■ EXERCISE GOAL ■
Look through the records and copy each line with the string "title" in it.

■ RECORDS SUPPLIED ■
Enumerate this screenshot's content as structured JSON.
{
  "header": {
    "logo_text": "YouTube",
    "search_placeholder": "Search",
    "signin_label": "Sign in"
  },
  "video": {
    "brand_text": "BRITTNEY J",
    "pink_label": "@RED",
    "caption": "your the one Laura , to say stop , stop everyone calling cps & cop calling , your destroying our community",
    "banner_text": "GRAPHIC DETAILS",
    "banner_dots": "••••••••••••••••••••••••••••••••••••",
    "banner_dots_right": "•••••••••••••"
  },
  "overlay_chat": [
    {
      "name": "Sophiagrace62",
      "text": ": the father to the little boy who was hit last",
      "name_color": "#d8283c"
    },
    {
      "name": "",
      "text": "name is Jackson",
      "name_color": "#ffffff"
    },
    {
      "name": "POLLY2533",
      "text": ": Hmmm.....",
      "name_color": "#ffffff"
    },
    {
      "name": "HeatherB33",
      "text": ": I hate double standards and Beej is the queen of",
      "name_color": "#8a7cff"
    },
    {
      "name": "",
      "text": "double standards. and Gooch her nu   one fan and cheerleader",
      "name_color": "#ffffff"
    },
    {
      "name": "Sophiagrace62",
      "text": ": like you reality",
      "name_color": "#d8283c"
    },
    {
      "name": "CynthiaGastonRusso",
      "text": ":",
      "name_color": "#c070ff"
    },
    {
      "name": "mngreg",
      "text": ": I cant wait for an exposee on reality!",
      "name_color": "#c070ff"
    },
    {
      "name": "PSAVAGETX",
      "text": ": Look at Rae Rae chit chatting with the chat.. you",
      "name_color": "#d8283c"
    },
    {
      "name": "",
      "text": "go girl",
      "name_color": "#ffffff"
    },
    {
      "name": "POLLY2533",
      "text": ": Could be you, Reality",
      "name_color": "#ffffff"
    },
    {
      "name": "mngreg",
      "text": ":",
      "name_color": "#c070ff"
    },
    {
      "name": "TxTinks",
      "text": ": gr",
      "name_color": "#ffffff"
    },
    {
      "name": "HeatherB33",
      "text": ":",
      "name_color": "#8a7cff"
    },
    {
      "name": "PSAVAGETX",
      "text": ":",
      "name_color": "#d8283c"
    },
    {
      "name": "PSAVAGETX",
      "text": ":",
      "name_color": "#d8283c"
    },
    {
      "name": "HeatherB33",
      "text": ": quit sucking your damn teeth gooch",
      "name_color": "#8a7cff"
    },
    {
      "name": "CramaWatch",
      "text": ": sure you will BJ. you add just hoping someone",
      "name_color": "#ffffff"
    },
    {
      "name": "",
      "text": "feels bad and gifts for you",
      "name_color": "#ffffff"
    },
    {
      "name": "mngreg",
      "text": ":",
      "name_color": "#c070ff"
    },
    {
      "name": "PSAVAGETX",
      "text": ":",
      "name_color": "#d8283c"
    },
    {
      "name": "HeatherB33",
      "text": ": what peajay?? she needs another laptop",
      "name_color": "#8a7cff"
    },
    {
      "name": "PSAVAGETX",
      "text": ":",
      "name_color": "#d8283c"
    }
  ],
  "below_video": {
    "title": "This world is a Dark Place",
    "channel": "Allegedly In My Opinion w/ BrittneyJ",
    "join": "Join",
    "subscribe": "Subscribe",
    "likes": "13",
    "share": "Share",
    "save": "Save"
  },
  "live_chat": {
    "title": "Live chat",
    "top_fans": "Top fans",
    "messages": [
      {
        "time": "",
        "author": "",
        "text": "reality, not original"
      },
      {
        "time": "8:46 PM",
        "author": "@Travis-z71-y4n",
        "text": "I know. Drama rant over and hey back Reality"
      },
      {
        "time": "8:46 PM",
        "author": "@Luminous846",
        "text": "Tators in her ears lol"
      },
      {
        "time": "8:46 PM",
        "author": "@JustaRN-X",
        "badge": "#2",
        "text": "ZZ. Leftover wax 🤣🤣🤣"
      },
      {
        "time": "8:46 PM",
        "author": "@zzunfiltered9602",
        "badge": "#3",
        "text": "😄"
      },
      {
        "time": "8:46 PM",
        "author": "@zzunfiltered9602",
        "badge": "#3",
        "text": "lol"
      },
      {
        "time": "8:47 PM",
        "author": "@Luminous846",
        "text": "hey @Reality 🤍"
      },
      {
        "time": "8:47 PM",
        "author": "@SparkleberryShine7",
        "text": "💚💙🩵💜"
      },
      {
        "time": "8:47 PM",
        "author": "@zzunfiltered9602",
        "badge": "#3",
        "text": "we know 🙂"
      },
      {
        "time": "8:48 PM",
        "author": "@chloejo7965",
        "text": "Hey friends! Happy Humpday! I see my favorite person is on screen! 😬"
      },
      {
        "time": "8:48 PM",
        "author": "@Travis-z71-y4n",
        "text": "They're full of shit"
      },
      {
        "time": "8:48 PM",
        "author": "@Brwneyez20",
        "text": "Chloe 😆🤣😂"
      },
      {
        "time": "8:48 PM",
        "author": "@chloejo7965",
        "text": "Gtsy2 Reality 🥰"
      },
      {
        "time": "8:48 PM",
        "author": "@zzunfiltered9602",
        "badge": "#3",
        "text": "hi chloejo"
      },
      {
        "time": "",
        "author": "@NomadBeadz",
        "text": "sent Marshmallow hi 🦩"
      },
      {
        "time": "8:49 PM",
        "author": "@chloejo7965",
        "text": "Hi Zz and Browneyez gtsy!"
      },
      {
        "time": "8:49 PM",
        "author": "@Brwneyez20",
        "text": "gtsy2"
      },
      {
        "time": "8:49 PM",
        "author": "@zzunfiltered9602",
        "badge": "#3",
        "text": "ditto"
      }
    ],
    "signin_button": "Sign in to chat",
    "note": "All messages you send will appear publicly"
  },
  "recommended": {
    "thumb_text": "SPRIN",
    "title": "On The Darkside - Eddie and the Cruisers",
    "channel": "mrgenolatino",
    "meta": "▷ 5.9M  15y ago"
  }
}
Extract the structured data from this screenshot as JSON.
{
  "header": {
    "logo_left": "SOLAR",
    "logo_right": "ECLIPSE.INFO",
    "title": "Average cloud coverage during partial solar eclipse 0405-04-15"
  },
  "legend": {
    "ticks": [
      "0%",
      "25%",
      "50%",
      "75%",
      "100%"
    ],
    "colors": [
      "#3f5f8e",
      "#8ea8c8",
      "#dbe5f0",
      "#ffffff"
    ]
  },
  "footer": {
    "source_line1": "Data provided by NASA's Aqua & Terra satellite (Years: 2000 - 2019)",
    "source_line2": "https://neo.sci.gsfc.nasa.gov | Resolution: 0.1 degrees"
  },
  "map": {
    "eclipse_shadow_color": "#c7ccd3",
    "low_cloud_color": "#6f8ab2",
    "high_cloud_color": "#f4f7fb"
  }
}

■ WRITTEN ANSWER ■
    "title": "This world is a Dark Place",
    "title": "Live chat",
    "title": "On The Darkside - Eddie and the Cruisers",
    "title": "Average cloud coverage during partial solar eclipse 0405-04-15"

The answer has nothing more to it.